More Enrichment Ideas
By Sherry Woodard, Best Friends animal behavior consultant
There are so many ways that you can enrich the life of your indoor cat. Keeping in mind that every cat is an individual, spend some time discovering what your feline particularly enjoys. Here are some suggestions:
- Find out if your cat likes petting, being carried around, being gently combed or brushed.
- Read aloud or sing to your cats, and have your children join in.
- Spray cat pheromone (lightly!) on your cat’s bedding and furniture. One commonly used brand is Feliway; it’s a synthetic copy of the feline facial pheromone, which is used by cats to mark their territory as safe and secure. Another brand of feline pheromone that comes in a collar is NurtureCALM 24/7.
- Provide cat furniture for climbing and romping. You can buy ready-made cat trees and other furniture that range in cost from cheap to expensive, but you don’t have to go that route. Some cats are just as happy with cardboard boxes and paper bags to investigate and play in. There are many terrific websites with instructions for making your own cat furniture; simply do a search for “how to make cat furniture.”
- To treat your cat to fresh catnip, grow it yourself. Try catnip-filled toys, too.
- Grow wheat grass for your cat to chomp on. To purchase an organic pet grass kit, go to www.wheatgrasskits.com/pet_grass.htm.
- Place a bird feeder outside a window where your cat can watch the birds.
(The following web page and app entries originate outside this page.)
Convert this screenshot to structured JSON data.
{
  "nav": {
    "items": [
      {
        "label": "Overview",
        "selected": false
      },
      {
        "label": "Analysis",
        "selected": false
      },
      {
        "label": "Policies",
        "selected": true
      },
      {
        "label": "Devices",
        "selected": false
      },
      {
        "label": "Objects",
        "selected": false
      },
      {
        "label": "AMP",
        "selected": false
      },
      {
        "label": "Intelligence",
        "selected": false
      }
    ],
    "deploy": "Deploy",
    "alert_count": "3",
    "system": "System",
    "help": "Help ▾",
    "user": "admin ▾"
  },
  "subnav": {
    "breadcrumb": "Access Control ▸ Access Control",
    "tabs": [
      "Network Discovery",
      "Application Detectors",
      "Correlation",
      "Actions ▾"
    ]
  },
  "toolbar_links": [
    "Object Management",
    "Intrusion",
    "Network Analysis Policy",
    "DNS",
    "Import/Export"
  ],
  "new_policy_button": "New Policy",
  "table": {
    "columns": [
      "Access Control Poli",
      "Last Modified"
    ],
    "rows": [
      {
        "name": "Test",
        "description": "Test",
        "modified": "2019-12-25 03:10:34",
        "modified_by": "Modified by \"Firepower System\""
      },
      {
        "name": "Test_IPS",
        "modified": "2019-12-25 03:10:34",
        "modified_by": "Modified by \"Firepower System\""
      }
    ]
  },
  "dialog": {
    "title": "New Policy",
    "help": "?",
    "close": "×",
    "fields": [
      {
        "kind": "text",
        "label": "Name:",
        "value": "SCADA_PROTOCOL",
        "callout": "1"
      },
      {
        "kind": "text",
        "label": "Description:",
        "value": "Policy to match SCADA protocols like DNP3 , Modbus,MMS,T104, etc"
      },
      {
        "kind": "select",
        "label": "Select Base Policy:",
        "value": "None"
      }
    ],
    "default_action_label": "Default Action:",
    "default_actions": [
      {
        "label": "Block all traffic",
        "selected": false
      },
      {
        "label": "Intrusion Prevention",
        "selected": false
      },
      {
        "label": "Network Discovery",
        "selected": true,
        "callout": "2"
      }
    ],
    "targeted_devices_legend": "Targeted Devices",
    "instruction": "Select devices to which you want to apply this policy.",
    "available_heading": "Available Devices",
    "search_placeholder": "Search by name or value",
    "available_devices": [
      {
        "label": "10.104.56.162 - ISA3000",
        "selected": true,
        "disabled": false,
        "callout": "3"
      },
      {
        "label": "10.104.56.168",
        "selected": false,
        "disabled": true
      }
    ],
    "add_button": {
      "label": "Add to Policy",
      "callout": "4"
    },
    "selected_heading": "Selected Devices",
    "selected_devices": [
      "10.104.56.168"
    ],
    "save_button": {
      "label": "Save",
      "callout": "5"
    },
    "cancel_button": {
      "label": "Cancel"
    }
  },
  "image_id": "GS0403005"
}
- Teach your cat to come when called, using treats as a reward.
- To allow your cat to safely enjoy time outdoors, teach her to walk on lead wearing a harness (see “Walking the Cat”). You can buy harnesses made especially for cats at pet supply stores. Be careful to properly fit the harness so the cat doesn’t slip out of it. Train your cat inside your house to be relaxed in the harness and on the lead before adding outside adventures.
- There are many other options for cats to spend time outdoors safely. Google “catios” or “cat enclosures” to get some ideas for structures you can purchase or build. Another option that works well for many cats is a pet stroller. Strollers can be found on many websites; simply do a search for “pet stroller.”
- If you crate train your cat, going to the vet won’t be so stressful. See “Crate Training Your Cat” for tips on how to make it fun.
- Buy your cat a drinking fountain if she likes to drink running water from the faucet. (Drinkwell is one brand.)
- To offer your cat a better view and a spot to sunbathe, buy a window perch (available at pet supply stores) or make one yourself.
- Some cats even enjoy using exercise wheels; for more information, check out www.petwheels.com.
- If you have only one cat, consider getting a second feline to give your cat someone to play with when you’re not at home. Try fostering another cat first if you’re not sure you want to adopt right away. If you foster, your cat can help choose the new family member.
- In nature, the behavior that occupies the majority of cats’ time is searching for food. Indoor cats have this same instinctual urge. If it’s possible in your home, hide little bits of food all around the house so your cat can do the normal feline “work” of finding food. It’s an enjoyable activity that gives your cat something interesting to do and satisfies that particular aspect of a cat’s nature.
- Most important of all: Spend time interacting with your cat doing things you both enjoy!